0
$\begingroup$

I've been struggling when I need to find the boundaries of integration for non-trivial cases. When I do an exercise where the functions are bound by a box or a sphere, I can get the limits easily enough. But on other cases, I'm having a hard time understanding or finding a method to determine those values.

My current case: I need to evaluate $$\iiint_{Q}{f(x, y, z)dV}$$ where Q is the region in the first octant limited/bounded by the coordinated planes and by the graphs $$z-2=x^2+\frac{y^2}{4}$$ and $$x^2+y^2=1$$

Now, since the problem mentions the first octant, I'm guessing $0\leq x$, $0\leq y$ and $0\leq z$. But how do I move from that to determine the integration limits? Once I get those, I'm ok with the integration process but defining those values is where I get stuck.

Any pointers will be really appreciated.
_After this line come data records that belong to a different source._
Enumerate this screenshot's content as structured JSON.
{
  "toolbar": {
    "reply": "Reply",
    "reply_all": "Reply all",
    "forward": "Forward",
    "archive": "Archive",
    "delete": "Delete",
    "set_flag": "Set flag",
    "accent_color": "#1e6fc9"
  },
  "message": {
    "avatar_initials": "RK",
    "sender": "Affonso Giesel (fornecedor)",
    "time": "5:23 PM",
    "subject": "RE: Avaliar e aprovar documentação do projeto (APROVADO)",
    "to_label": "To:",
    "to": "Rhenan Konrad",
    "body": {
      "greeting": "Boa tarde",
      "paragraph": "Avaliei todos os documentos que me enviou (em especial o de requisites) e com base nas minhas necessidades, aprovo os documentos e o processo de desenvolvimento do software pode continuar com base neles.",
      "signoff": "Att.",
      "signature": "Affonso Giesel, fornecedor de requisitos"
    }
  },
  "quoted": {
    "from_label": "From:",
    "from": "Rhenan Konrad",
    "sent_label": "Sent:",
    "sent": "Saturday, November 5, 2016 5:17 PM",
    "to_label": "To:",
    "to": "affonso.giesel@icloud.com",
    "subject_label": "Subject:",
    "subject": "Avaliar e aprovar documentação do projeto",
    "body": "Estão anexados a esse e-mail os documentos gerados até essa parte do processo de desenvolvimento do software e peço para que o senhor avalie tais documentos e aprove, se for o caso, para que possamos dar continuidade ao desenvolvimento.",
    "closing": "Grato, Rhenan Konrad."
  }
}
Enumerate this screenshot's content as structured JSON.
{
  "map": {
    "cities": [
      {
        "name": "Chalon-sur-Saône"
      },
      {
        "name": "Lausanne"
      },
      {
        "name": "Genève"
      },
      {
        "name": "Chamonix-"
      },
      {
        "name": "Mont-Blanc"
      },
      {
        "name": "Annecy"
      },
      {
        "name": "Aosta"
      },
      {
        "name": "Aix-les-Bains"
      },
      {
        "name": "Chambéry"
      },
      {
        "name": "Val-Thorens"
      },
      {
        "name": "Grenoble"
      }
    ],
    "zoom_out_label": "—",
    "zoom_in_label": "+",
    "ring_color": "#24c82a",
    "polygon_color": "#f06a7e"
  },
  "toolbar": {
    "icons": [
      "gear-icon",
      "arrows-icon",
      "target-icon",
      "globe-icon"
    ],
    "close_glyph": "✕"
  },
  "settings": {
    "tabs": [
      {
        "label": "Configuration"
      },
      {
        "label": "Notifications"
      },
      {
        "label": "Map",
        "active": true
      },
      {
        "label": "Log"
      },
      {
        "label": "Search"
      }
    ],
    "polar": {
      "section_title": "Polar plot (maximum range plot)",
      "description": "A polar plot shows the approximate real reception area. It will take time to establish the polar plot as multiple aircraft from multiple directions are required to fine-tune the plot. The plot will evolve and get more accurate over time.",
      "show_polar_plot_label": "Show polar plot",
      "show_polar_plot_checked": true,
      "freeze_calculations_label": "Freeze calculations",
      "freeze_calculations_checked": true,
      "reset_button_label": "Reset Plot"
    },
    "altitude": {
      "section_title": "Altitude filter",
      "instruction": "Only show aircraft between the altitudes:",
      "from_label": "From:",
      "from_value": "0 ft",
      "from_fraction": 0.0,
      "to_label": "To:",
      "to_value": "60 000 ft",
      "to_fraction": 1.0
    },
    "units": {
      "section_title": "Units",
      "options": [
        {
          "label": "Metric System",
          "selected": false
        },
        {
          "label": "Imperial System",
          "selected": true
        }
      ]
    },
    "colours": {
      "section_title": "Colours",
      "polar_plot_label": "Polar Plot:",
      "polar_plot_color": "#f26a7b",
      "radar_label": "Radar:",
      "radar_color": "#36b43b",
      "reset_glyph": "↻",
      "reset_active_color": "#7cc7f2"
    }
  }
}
Thanks!

$\endgroup$

1 Answer 1

1
$\begingroup$

First do $0\le z \le 2+x^2+\frac{y^2}{4}$.

Next $0\le y \le \sqrt{1-x^2}$

Finally $0\le x\le 1$

$y$ and $x$ may switched for the last two steps if more convenient.

$\endgroup$
3
  • $\begingroup$ Hi, thanks for the answer. But why you chose these particular values? How did you arrive to them? $\endgroup$ Commented Sep 7, 2019 at 23:08
  • $\begingroup$ I mean, I think I know how you chose the value of z, and y, but why x less than 1? $\endgroup$ Commented Sep 8, 2019 at 0:14
  • $\begingroup$ $x^2+y^2=1$ limits both $x$ and $y$ to be at most $=1$. $\endgroup$ Commented Sep 8, 2019 at 16:39

You must log in to answer this question.

Not the answer you're looking for? Browse other questions tagged .